The exhaust valves fit into the relief pockets perfectly and that clearance of .115 should be a safe value. I can play with timing either way on the exhaust, I can only retard the intake which consequently will increase the piston-valve clearance. I might end up going this route, the overlap is powerful with these cams stock:
Intake Duration: 264
Exhaust Duration: 264
Lobe Separation Angle: 110
IVO is 22.0° BTDC ( - indicates ATDC)
IVC is 62.0° ABDC
EVO is 62.0° BBDC
EVC is 22.0° ATDC ( - indicates BTDC)
Overlap is 44°
I'll just leave this here for future reference;
ADVANCING / RETARDING CAM TIMING
Begins Intake Event Sooner Delays Intake Event Closes Intake
Open Intake Valve Sooner Keeps Intake Valve Open Later
Builds More Low-End Torque Builds More High-End Power
Decrease Piston-Intake Valve Clearance Increase Piston-Intake Valve Clearance
Increase Piston-Exhaust Valve Clearance Decrease Piston-Exhaust Valve Clearance
For those that didn't know, the Purolator L14619 oil filter fits the factory oil cooler, is substantially larger and has more interior surface area than the stock sized L14612. The rubber seal just barely (fully) contacts the water cooler/heater but in 2500 miles I didn't have a leak. I'll run it again after break-in, I'll use the factory 14612 until break-in is complete since I only got 4qt of oil. More filter is more better though, anything that might prolong the life of the engine.
The project progresses! Tonight I installed the fuel injectors, intake and harmonic balancer. Going to put the exhaust manifold and reroute neck on, then it's just a matter of putting the engine back into the car, hopefully tomorrow night.
Well! I've gotten the front end all buttoned up and cleaned the valve cover gasket area, it's all ready to seal up but I'm going to pour oil over the cams before I put the VC on tonight. Attached is what it'll end up looking like. I've also hit the clutch/flywheel and pressure plate with a dual action sander running 80grit. Took ~7 sheets but I got both sets ready to go, with minimal loss of material on the clutch (just needed scuffing on the glaze).
Whats left to do?! Well lets see, tonight I will install the reroute thermostat block, clutch and flywheel. Going to try to stick the engine in the car tonight if I can, the goal is to have it running tomorrow. Here's hoping!
Edit; the oil cooler sandwitch plate wont go on until breakin is complete, I'll do that after I change the oil.
Engine's in the car after some shenanigans with missing hardware, luckily ACE was open late so I got the studs I needed. Coolant's filled, the fuel is hooked up and all electrical connections are ready to go. Going to fire it up this afternoon, excited! Still need a windshield and driver's window though.
Thanks! Car sounds MEAN too with the new cams, I'm really digging the exhaust beat.
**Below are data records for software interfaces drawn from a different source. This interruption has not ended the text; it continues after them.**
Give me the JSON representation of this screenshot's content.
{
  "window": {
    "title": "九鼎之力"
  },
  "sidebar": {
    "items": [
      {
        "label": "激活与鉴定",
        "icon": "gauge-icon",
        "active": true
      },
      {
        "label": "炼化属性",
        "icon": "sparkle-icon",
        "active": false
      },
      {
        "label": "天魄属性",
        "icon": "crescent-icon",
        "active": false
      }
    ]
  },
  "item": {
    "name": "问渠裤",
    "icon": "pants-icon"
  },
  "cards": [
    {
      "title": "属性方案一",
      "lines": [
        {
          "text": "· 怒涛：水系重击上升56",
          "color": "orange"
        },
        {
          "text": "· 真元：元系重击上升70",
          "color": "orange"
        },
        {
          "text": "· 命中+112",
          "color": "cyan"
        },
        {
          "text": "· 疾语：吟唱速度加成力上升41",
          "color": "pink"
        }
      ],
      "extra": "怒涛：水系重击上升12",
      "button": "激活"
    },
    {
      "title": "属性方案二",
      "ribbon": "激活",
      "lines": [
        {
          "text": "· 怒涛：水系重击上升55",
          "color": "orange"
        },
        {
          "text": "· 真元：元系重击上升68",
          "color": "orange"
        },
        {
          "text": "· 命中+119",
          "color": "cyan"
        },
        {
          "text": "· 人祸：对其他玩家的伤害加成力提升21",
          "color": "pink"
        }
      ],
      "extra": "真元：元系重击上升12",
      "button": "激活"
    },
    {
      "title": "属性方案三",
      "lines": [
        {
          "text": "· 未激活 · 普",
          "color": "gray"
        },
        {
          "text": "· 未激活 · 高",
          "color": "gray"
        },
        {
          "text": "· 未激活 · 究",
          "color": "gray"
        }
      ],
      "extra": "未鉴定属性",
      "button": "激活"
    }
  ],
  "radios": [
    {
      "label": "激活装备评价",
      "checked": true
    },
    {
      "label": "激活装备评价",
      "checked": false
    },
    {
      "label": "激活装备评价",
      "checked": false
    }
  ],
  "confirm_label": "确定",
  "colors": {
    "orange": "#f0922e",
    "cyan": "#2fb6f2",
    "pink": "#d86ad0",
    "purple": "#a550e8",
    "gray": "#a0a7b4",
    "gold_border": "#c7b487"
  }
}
I did a filter dissection to verify proper breakin, just filter media and oil so I filled another with oil to prime it and slapped it on, I'll run the break in fluid for the first few hundred miles. I also finally put the car on the ground as well and have an appointment for Tuesday for the wndshield to get replaced but I'm going to sneak a ride around the block to seat the suspension so I can torque down the endlinks.
Not sure what to do about the airbags, the steering wheel I can slap a spare on to cover it up for now, but the passenger tore open a big hole hmmm.